> **Brief**: Gather from the material every line that contains the string "detail".

> **Entries supplied**:
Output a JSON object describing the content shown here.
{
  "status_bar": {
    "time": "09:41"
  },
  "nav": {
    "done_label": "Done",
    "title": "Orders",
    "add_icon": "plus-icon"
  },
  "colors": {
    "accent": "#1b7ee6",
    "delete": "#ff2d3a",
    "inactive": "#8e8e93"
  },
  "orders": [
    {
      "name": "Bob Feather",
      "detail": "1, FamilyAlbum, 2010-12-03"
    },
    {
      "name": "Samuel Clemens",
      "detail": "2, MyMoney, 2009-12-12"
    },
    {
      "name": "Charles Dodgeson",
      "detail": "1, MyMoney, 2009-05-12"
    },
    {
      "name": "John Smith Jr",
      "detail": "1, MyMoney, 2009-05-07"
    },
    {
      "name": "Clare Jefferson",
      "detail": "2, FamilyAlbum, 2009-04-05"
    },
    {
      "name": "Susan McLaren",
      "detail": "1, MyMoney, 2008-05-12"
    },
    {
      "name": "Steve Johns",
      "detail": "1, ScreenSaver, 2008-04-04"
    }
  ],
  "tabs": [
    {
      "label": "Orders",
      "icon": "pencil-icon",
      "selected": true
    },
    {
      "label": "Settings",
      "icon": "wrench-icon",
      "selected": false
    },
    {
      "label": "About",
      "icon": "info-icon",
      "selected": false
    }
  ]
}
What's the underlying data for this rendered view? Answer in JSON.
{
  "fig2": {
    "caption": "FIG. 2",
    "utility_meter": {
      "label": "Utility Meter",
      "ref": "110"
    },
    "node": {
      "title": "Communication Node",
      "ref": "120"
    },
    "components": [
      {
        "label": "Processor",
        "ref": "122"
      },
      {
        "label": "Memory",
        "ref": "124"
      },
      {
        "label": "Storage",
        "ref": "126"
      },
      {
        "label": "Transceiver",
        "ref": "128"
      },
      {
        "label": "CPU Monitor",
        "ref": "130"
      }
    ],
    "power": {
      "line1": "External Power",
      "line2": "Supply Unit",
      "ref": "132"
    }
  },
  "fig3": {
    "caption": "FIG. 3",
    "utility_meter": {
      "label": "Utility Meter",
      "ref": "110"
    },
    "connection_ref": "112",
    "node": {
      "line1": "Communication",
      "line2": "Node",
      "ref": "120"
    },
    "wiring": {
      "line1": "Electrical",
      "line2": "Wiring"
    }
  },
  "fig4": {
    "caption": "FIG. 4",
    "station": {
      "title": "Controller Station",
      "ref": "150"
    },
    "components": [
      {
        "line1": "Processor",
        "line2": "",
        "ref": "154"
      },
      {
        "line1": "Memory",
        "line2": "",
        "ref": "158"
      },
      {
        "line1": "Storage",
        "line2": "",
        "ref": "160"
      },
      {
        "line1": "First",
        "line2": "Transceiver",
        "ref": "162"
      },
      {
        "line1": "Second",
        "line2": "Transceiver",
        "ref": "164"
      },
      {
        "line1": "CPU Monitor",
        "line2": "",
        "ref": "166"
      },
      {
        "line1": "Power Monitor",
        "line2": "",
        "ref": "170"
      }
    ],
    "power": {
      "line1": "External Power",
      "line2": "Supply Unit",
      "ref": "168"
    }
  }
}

> **Result of the task**:
      "detail": "1, FamilyAlbum, 2010-12-03"
      "detail": "2, MyMoney, 2009-12-12"
      "detail": "1, MyMoney, 2009-05-12"
      "detail": "1, MyMoney, 2009-05-07"
      "detail": "2, FamilyAlbum, 2009-04-05"
      "detail": "1, MyMoney, 2008-05-12"
      "detail": "1, ScreenSaver, 2008-04-04"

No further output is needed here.